In essence, manuscript variants aren't mere errors but are windows into the complex process of biblical transmission. They underscore the meticulous work of textual critics in bridging the gap between ancient scribal practices and contemporary biblical scholarship. By understanding these variants, you gain a deeper appreciation for the historical, theological, and textual richness of the Bible.

Frequently Asked Questions

How Do Different Religious Denominations Address and Reconcile the Identified Mistakes in the Bible?

When exploring how religious denominations address and reconcile differences in biblical texts, it's key to focus on textual variants and interpretive differences.

You'll find that denominations often rely on scholarly analysis and historical context to understand these variations. They may view them not as mistakes, but as opportunities to deepen understanding.

Through dialogue and study, these communities work to reconcile divergent interpretations, aiming to maintain a cohesive faith narrative.

How Have These Purported Mistakes Impacted the Faith and Beliefs of Individual Believers and Congregations?

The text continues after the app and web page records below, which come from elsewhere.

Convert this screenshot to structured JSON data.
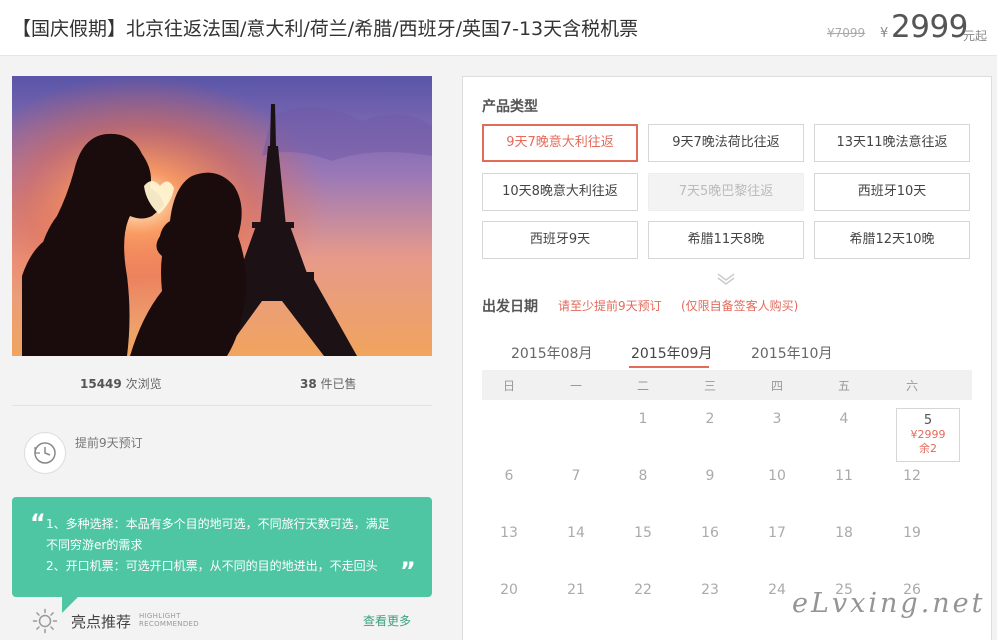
{
  "header": {
    "title": "【国庆假期】北京往返法国/意大利/荷兰/希腊/西班牙/英国7-13天含税机票",
    "original_price": "¥7099",
    "currency": "¥",
    "price": "2999",
    "price_suffix": "元起"
  },
  "stats": {
    "views_count": "15449",
    "views_label": "次浏览",
    "sold_count": "38",
    "sold_label": "件已售"
  },
  "advance": {
    "icon": "clock-icon",
    "text": "提前9天预订"
  },
  "highlights": {
    "open_quote": "“",
    "close_quote": "”",
    "line1": "1、多种选择：本品有多个目的地可选，不同旅行天数可选，满足不同穷游er的需求",
    "line2": "2、开口机票：可选开口机票，从不同的目的地进出，不走回头",
    "title": "亮点推荐",
    "title_en": [
      "HIGHLIGHT",
      "RECOMMENDED"
    ],
    "more_link": "查看更多"
  },
  "product": {
    "label": "产品类型",
    "options": [
      {
        "label": "9天7晚意大利往返",
        "state": "selected"
      },
      {
        "label": "9天7晚法荷比往返",
        "state": "normal"
      },
      {
        "label": "13天11晚法意往返",
        "state": "normal"
      },
      {
        "label": "10天8晚意大利往返",
        "state": "normal"
      },
      {
        "label": "7天5晚巴黎往返",
        "state": "disabled"
      },
      {
        "label": "西班牙10天",
        "state": "normal"
      },
      {
        "label": "西班牙9天",
        "state": "normal"
      },
      {
        "label": "希腊11天8晚",
        "state": "normal"
      },
      {
        "label": "希腊12天10晚",
        "state": "normal"
      }
    ]
  },
  "departure": {
    "label": "出发日期",
    "notice1": "请至少提前9天预订",
    "notice2": "(仅限自备签客人购买)",
    "months": [
      "2015年08月",
      "2015年09月",
      "2015年10月"
    ],
    "active_month": "2015年09月",
    "weekdays": [
      "日",
      "一",
      "二",
      "三",
      "四",
      "五",
      "六"
    ],
    "weeks": [
      [
        "",
        "",
        "1",
        "2",
        "3",
        "4",
        "5"
      ],
      [
        "6",
        "7",
        "8",
        "9",
        "10",
        "11",
        "12"
      ],
      [
        "13",
        "14",
        "15",
        "16",
        "17",
        "18",
        "19"
      ],
      [
        "20",
        "21",
        "22",
        "23",
        "24",
        "25",
        "26"
      ]
    ],
    "available": {
      "day": "5",
      "price": "¥2999",
      "remaining": "余2"
    }
  },
  "watermark": "eLvxing.net",
  "colors": {
    "accent": "#e36b5c",
    "teal": "#4fc6a3",
    "link_green": "#3aa37e"
  }
}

You might think that errors would weaken faith, but for many, they've deepened understanding. When examining how these inaccuracies affect beliefs, it's crucial to consider historical context and cultural perspectives. These elements often illuminate why discrepancies exist, helping believers and congregations navigate their faith with more depth.

Analyzing these impacts objectively reveals a complex relationship between faith practices and perceived inaccuracies, enriching rather than diminishing spiritual journeys.

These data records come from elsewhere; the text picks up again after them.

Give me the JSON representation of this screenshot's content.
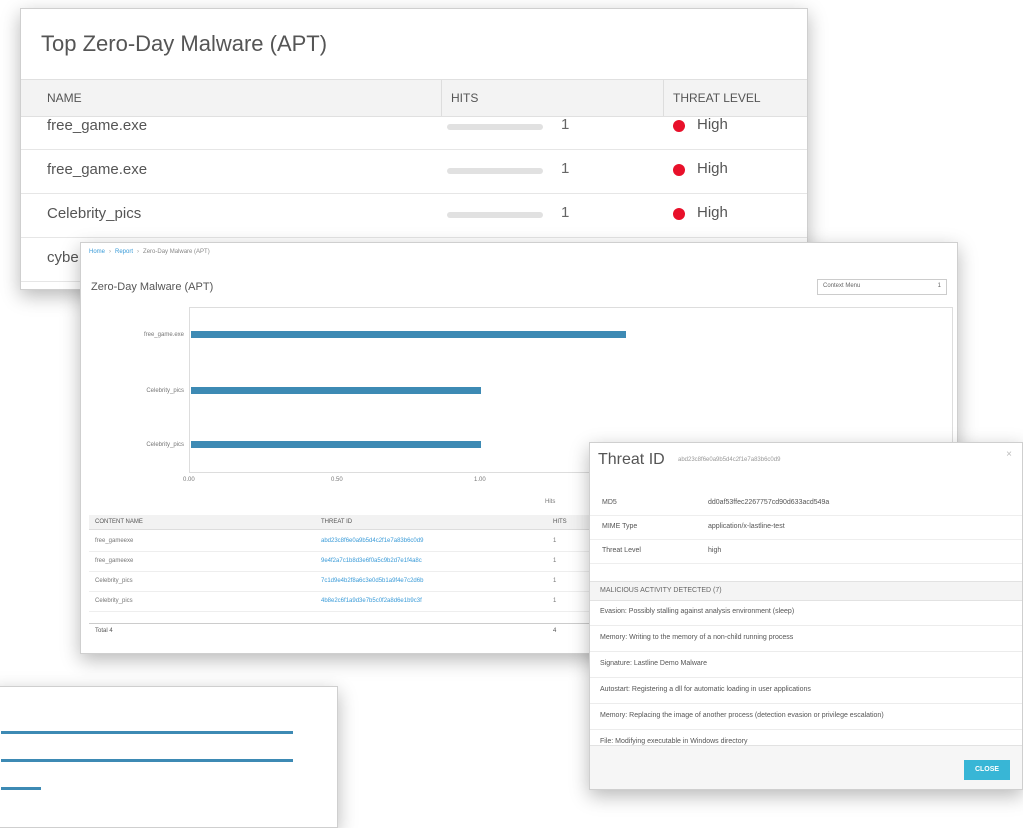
{
  "top_widget": {
    "title": "Top Zero-Day Malware (APT)",
    "columns": [
      "NAME",
      "HITS",
      "THREAT LEVEL"
    ],
    "rows": [
      {
        "name": "free_game.exe",
        "hits": "1",
        "level": "High"
      },
      {
        "name": "free_game.exe",
        "hits": "1",
        "level": "High"
      },
      {
        "name": "Celebrity_pics",
        "hits": "1",
        "level": "High"
      },
      {
        "name": "cybe",
        "hits": "",
        "level": ""
      }
    ],
    "level_color": "#e8102a"
  },
  "detail": {
    "breadcrumb": [
      "Home",
      "Report",
      "Zero-Day Malware (APT)"
    ],
    "title": "Zero-Day Malware (APT)",
    "context_menu": {
      "label": "Context Menu",
      "value": "1"
    },
    "chart_data": {
      "type": "bar",
      "orientation": "horizontal",
      "categories": [
        "free_game.exe",
        "Celebrity_pics",
        "Celebrity_pics"
      ],
      "values": [
        1.5,
        1.0,
        1.0
      ],
      "xticks": [
        "0.00",
        "0.50",
        "1.00"
      ],
      "xlabel": "Hits",
      "xlim": [
        0,
        1.6
      ],
      "bar_color": "#3d8ab4"
    },
    "table": {
      "columns": [
        "CONTENT NAME",
        "THREAT ID",
        "HITS"
      ],
      "rows": [
        {
          "name": "free_gameexe",
          "threat_id": "abd23c8f6e0a9b5d4c2f1e7a83b6c0d9",
          "hits": "1"
        },
        {
          "name": "free_gameexe",
          "threat_id": "9e4f2a7c1b8d3e6f0a5c9b2d7e1f4a8c",
          "hits": "1"
        },
        {
          "name": "Celebrity_pics",
          "threat_id": "7c1d9e4b2f8a6c3e0d5b1a9f4e7c2d6b",
          "hits": "1"
        },
        {
          "name": "Celebrity_pics",
          "threat_id": "4b8e2c6f1a9d3e7b5c0f2a8d6e1b9c3f",
          "hits": "1"
        }
      ],
      "footer": {
        "label": "Total 4",
        "value": "4"
      }
    }
  },
  "modal": {
    "title": "Threat ID",
    "id_value": "abd23c8f6e0a9b5d4c2f1e7a83b6c0d9",
    "close_x": "×",
    "fields": [
      {
        "key": "MD5",
        "value": "dd0af53ffec2267757cd90d633acd549a"
      },
      {
        "key": "MIME Type",
        "value": "application/x-lastline-test"
      },
      {
        "key": "Threat Level",
        "value": "high"
      }
    ],
    "section_title": "MALICIOUS ACTIVITY DETECTED (7)",
    "activities": [
      "Evasion: Possibly stalling against analysis environment (sleep)",
      "Memory: Writing to the memory of a non-child running process",
      "Signature: Lastline Demo Malware",
      "Autostart: Registering a dll for automatic loading in user applications",
      "Memory: Replacing the image of another process (detection evasion or privilege escalation)",
      "File: Modifying executable in Windows directory"
    ],
    "close_label": "CLOSE",
    "accent": "#38b6d6"
  }
}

In What Ways Have Modern Technologies, Such as AI and Digital Manuscripts, AIded in the Discovery and Analysis of These Mistakes?

Modern technologies, like AI and digital manuscripts, have revolutionized textual criticism. They've enabled scholars to analyze manuscript variability with unprecedented precision.

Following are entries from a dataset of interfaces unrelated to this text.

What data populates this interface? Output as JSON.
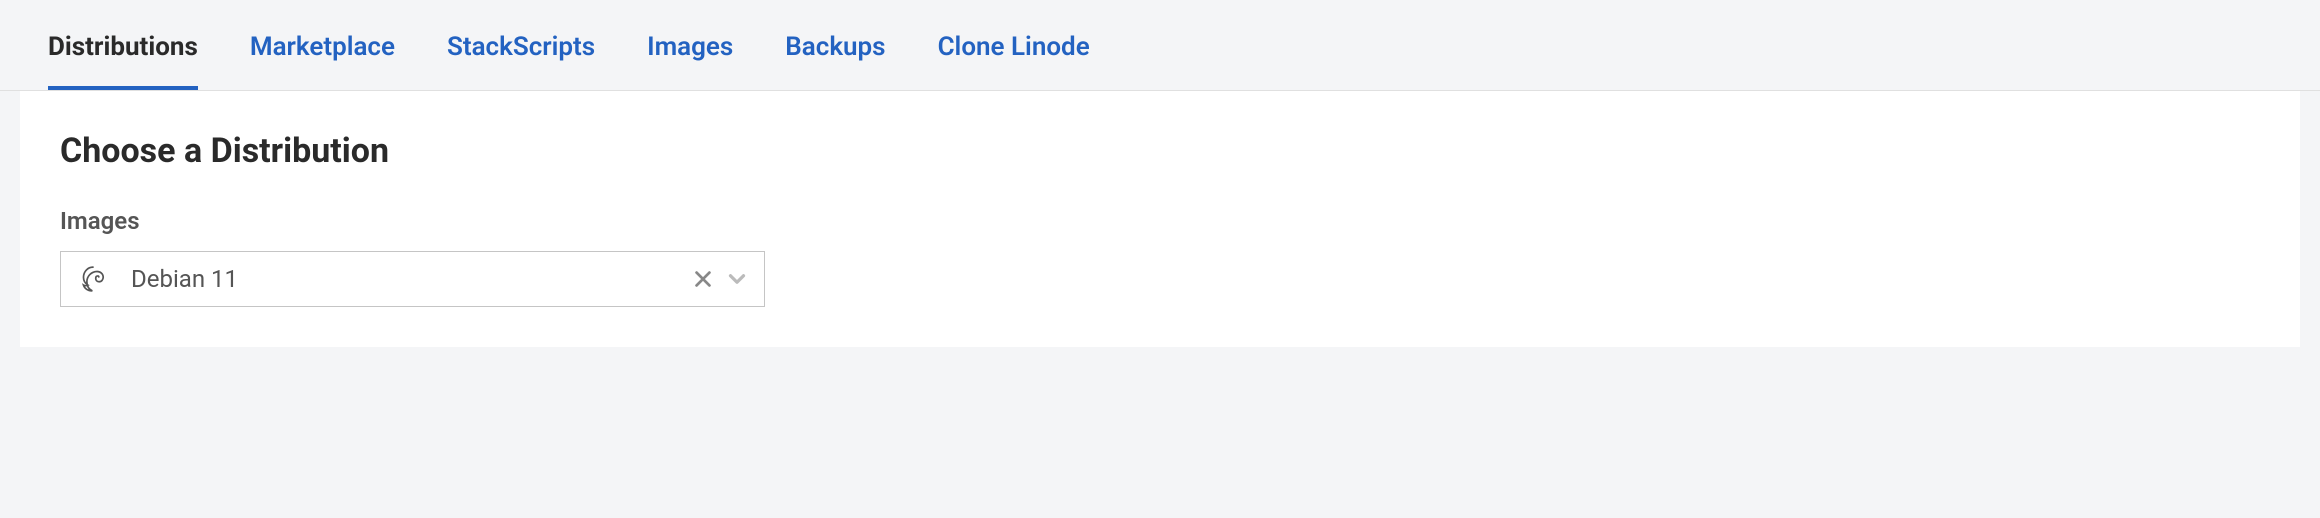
{
  "tabs": {
    "distributions": "Distributions",
    "marketplace": "Marketplace",
    "stackscripts": "StackScripts",
    "images": "Images",
    "backups": "Backups",
    "clone": "Clone Linode"
  },
  "section": {
    "title": "Choose a Distribution"
  },
  "imagesField": {
    "label": "Images",
    "selected": "Debian 11"
  }
}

You'll find that these tools have made it easier to identify and understand variations within texts, enhancing the accuracy of interpretations.

This hasn't only streamlined research but also deepened our understanding of historical documents' evolution over time, offering a clearer picture of their original context and meaning.

Are There Any Notable Examples Where a "Mistake" in the Bible Has Led to Significant Changes in Theological Doctrine or Church Practices?

You're asking if any notable examples exist where errors have significantly impacted theological doctrine or church practices.

Yes, translation errors and historical inaccuracies have played such roles.

For instance, translation mistakes in early Bible versions affected interpretations of key doctrines, leading to debates and revisions in church teachings.

Similarly, discoveries of historical inaccuracies have prompted reevaluations of certain biblical narratives, influencing how traditions and practices are understood and enacted within various Christian communities.

How Do the Identified Mistakes in the Bible Compare to Those Found in Other Sacred Texts From Different Religions?

Just as a gardener finds weeds among the flowers, textual analysis in comparative theology uncovers discrepancies in sacred texts across religions. These 'mistakes' vary widely, reflecting the diverse contexts and histories of each tradition.

Through scholarly scrutiny, it's evident that no text is free from human error. However, the impact and interpretation of these errors differ, revealing unique insights into the beliefs and practices of each faith community.


In the vast landscape of biblical scholarship, you've navigated through a forest of 50,000 errors, from historical inaccuracies to contradictions, and from translation mishaps to scientific disputes.

Like an explorer deciphering ancient maps, you've seen how contextual and cultural misunderstandings, alongside manuscript variants, weave a complex tapestry of interpretation.

This journey illuminates not just the flaws within the sacred texts but also the human endeavor to understand, translate, and apply these ancient narratives within our evolving world.